Renown U.S. labor leader and activist Dolores Huerta says being a leader is not that difficult. It's just a lot of work.
Huerta, 83, a 2012 Presidential Medal of Freedom recipient and co-founder of the United Farm Workers with César Chávez, was the keynote speaker Thursday for the kickoff of Elgin Community College's 24th annual Hispanic Heritage Month.
Huerta credited her mother, who divorced her abusive husband, with setting a strong example and encouraging her to get involved in activities to break out of her shyness shell.
Her mother also taught her helping others is about the act itself, not about receiving gratitude or compensation.
"My life was kind of an evolution, always wanting to do things to bring people together," she said during an open forum at Spartan Auditorium. Later she added, "When we see conditions of injustice, unless we change it, we can't think it's going to change."
Huerta, who lives in California, commended the undocumented students, or "Dreamers," movement for its successes. In summer 2012, certain undocumented students who arrived before age 16 were granted permission to apply for work permits.
She also exhorted ECC students to protest U.S. Rep. Peter Roskam's opposition to comprehensive immigration reform by sending him postcards, and organizing fasting protests.
"The No. 1 thing is, you have to vote. Election Day is the most important day of your life."
Too few women are taking on leadership roles and are instead taught that someone will take care of them, she said. "Women don't have the same physical strength, but (have) a lot of brainpower and intuition."
ECC student Anastacia Barbosa asked Huerta what can be done when feminists are disparaged. "Ignore the critics and keep doing your work," Huerta answered.
Huerta said she was a "terrible housekeeper," and had a lot of help in raising her 11 children.
"For every unmade bed, hopefully a farmer got a dollar an hour more," she said.
ECC graduate Daniel Moreira, of Elgin, said he agreed with Huerta that the U.S. education system has become an "elimination system" at the expense of Latino and black students.
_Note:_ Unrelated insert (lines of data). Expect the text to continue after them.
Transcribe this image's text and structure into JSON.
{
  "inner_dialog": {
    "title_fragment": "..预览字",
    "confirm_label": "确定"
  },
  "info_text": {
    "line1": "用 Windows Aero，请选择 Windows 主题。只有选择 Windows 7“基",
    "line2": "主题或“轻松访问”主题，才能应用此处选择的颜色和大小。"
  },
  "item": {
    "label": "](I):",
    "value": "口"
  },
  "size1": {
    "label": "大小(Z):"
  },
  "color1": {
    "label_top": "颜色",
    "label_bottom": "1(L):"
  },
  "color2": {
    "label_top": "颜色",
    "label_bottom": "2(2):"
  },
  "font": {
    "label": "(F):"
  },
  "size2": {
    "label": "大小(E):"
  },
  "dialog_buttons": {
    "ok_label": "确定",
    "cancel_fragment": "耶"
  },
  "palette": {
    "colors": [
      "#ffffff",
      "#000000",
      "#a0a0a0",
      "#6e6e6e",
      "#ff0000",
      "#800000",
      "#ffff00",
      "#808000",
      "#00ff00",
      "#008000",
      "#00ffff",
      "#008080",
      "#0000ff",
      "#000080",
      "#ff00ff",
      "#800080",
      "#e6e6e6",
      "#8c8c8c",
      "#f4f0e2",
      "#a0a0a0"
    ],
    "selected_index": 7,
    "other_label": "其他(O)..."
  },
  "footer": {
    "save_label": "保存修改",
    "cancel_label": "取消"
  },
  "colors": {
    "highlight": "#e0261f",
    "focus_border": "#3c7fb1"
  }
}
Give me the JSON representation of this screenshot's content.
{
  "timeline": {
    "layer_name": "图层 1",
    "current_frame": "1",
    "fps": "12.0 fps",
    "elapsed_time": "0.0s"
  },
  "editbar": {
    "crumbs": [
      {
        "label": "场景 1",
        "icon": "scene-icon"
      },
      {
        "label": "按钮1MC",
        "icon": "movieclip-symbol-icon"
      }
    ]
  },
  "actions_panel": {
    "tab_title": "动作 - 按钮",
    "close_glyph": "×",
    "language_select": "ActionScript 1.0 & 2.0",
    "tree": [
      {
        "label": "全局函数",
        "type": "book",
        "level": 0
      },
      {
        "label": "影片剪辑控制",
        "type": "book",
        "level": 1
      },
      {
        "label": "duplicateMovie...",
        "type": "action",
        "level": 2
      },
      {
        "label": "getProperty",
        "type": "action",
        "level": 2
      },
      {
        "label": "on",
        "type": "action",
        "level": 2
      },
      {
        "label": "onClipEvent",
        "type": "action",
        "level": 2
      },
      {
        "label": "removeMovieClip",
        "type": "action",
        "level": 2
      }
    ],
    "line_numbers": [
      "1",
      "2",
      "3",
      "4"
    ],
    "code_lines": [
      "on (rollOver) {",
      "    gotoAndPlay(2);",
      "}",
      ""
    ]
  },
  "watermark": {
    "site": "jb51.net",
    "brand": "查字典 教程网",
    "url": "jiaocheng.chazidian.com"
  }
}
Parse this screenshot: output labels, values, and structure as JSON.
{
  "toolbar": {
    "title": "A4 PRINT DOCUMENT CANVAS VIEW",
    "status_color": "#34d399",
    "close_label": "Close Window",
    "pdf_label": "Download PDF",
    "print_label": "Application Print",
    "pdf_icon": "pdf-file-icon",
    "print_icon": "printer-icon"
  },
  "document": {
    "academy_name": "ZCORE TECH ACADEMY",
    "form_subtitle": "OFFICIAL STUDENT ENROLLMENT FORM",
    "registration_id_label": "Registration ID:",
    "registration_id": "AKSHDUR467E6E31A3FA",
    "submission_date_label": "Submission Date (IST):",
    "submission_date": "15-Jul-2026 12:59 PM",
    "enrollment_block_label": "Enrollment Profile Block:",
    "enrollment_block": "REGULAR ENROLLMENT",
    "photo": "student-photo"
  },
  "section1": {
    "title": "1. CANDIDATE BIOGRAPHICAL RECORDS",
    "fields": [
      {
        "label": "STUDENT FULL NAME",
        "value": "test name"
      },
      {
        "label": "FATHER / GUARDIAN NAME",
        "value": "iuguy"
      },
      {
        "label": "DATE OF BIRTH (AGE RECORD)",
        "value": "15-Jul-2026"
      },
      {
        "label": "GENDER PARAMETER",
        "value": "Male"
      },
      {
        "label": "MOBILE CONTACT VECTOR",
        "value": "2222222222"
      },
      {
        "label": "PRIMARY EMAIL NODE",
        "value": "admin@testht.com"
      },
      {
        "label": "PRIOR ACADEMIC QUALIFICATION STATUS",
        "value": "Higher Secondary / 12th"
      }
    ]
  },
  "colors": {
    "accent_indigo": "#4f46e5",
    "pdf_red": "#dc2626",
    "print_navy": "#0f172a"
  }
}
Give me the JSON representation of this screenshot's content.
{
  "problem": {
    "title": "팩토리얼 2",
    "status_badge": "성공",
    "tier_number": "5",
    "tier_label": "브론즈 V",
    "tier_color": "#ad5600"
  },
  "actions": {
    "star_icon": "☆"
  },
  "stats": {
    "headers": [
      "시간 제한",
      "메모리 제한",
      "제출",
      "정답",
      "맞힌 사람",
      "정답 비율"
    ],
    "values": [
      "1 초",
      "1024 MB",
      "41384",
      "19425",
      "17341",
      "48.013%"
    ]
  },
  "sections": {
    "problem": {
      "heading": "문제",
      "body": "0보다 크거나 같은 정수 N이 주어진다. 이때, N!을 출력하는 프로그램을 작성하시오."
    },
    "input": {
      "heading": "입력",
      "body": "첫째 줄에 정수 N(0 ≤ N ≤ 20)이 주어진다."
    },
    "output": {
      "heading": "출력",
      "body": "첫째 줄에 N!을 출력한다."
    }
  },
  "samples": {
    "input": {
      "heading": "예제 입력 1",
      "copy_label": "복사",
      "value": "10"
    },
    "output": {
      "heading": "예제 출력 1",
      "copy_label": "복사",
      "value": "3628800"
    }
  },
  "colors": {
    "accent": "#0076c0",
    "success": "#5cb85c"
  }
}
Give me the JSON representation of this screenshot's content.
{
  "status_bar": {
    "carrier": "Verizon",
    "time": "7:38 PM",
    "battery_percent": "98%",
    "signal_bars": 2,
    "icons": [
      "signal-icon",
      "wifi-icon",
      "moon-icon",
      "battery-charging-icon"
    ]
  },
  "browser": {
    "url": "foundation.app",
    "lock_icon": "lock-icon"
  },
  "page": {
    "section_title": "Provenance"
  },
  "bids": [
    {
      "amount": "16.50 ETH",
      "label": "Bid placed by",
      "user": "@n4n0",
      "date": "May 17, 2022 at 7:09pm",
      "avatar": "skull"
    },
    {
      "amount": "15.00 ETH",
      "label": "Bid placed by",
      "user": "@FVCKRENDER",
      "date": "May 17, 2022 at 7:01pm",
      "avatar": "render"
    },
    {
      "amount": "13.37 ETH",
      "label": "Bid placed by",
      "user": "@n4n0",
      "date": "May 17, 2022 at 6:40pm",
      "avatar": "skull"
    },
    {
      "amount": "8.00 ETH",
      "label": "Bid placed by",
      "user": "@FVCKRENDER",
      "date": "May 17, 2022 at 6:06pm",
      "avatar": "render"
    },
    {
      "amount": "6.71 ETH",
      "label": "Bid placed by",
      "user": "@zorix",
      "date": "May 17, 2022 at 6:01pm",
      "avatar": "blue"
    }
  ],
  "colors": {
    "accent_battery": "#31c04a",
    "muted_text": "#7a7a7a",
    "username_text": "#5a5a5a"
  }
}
"I feel like we are educating the educated," he said.
Huerta was inspiring, said Jamie Shaw, head coach of ECC's women's soccer team.
"If any of us could just do a quarter of (what Huerta's accomplished), or even one-tenth of it, I can't imagine the impact we would make," Shaw said.
As for her three key pieces of advice, Huerta had a rapid-fire reply. "Organize. Organize. Organize."